Start the day off with a quick meeting and set some scheduling expectations (or do this the night before if you will be working when your kids get up in the morning). Let them know what your work schedule is for the day. Discuss what they can do without your help (audible books, podcasts, chores, math review, grammar review, journal, research, exercise, art, play, etc.), and identify where they’ll need assistance.
Schedule time-slots when you can be available, and keep in mind that school can take place in non-traditional hours.
- Checklists are a great tool. If each child has a list of what is expected – they can mark items off throughout the day instead of having to ask you what to do next. Include chores on the list – there is always something that needs to be done, and it may free you up to help them with schoolwork.

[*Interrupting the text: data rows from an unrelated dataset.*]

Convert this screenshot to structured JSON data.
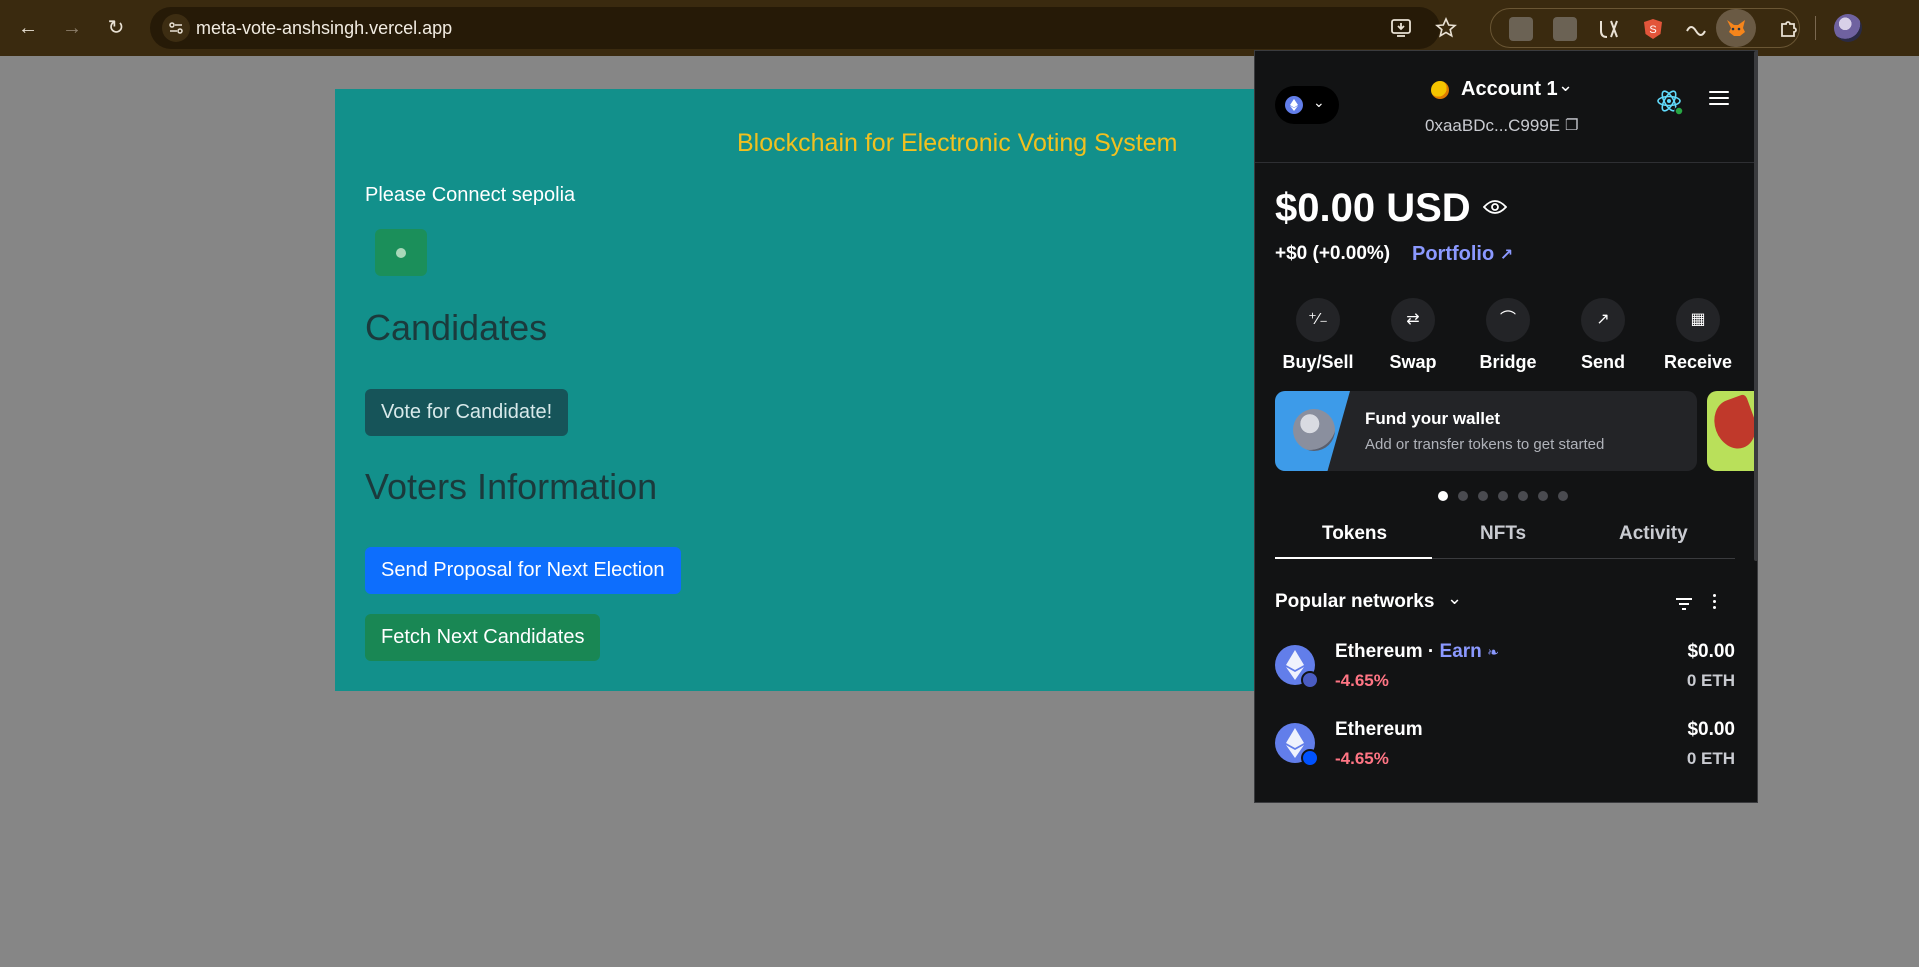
{
  "browser": {
    "url": "meta-vote-anshsingh.vercel.app"
  },
  "dapp": {
    "title": "Blockchain for Electronic Voting System",
    "connect_text": "Please Connect sepolia",
    "candidates_heading": "Candidates",
    "vote_button": "Vote for Candidate!",
    "voters_heading": "Voters Information",
    "send_proposal_button": "Send Proposal for Next Election",
    "fetch_button": "Fetch Next Candidates"
  },
  "wallet": {
    "account_name": "Account 1",
    "address": "0xaaBDc...C999E",
    "balance": "$0.00",
    "currency": "USD",
    "change": "+$0 (+0.00%)",
    "portfolio_link": "Portfolio",
    "actions": [
      {
        "label": "Buy/Sell",
        "icon": "buy-sell-icon"
      },
      {
        "label": "Swap",
        "icon": "swap-icon"
      },
      {
        "label": "Bridge",
        "icon": "bridge-icon"
      },
      {
        "label": "Send",
        "icon": "send-icon"
      },
      {
        "label": "Receive",
        "icon": "receive-icon"
      }
    ],
    "fund_card": {
      "title": "Fund your wallet",
      "subtitle": "Add or transfer tokens to get started"
    },
    "carousel_active": 1,
    "carousel_count": 7,
    "tabs": [
      "Tokens",
      "NFTs",
      "Activity"
    ],
    "active_tab": "Tokens",
    "networks_filter": "Popular networks",
    "tokens": [
      {
        "name": "Ethereum",
        "earn": "Earn",
        "change": "-4.65%",
        "fiat": "$0.00",
        "amount": "0 ETH"
      },
      {
        "name": "Ethereum",
        "change": "-4.65%",
        "fiat": "$0.00",
        "amount": "0 ETH"
      }
    ]
  },
  "colors": {
    "page_bg": "#868686",
    "dapp_bg": "#12908b",
    "title_yellow": "#f2c01f",
    "wallet_bg": "#121314",
    "accent_link": "#8b99ff",
    "negative": "#ff7584",
    "eth_blue": "#627eea"
  }
}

- Consider getting some back-up support from friends and family members who would be willing to help kids via phone, FaceTime, Zoom, Google Hangout, etc. They could be “on call,” or you could schedule blocks of time (freeing you up for other obligations).
- Team-up with another parent to offer online “office hours” or a “class” for each other’s kids.

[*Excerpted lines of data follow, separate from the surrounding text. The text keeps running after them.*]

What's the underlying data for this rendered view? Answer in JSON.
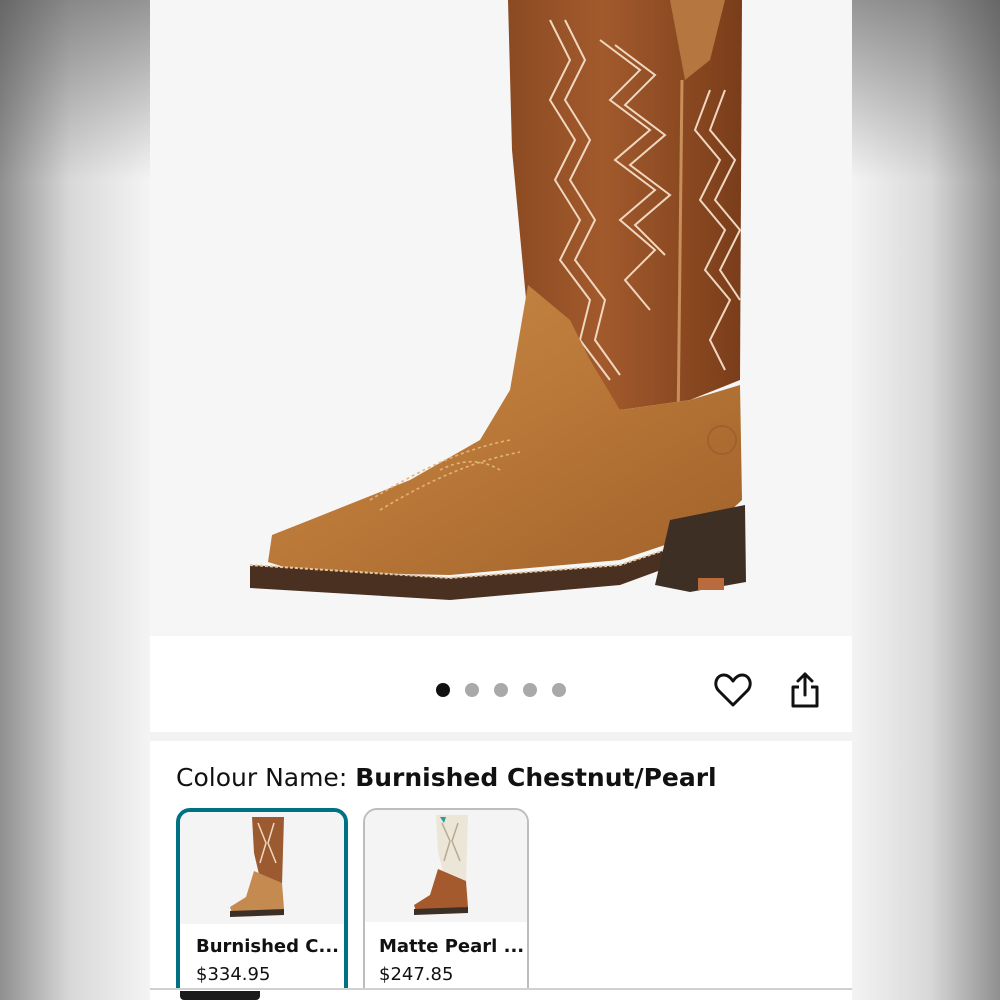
{
  "gallery": {
    "image_icon": "cowboy-boot-product-image",
    "pagination": {
      "total": 5,
      "active_index": 0
    },
    "wishlist_icon": "heart-icon",
    "share_icon": "share-icon"
  },
  "colour": {
    "label": "Colour Name: ",
    "selected_name": "Burnished Chestnut/Pearl",
    "options": [
      {
        "name": "Burnished C...",
        "price": "$334.95",
        "selected": true
      },
      {
        "name": "Matte Pearl ...",
        "price": "$247.85",
        "selected": false
      }
    ]
  },
  "colors": {
    "selected_border": "#007185",
    "active_dot": "#111111",
    "inactive_dot": "#a9a9a9"
  }
}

- Many older siblings are able and willing to help younger siblings – ask if they can guide an activity (a craft, a science experiment, a skit) or read with a younger sibling.
Posted in: Homeschooling 101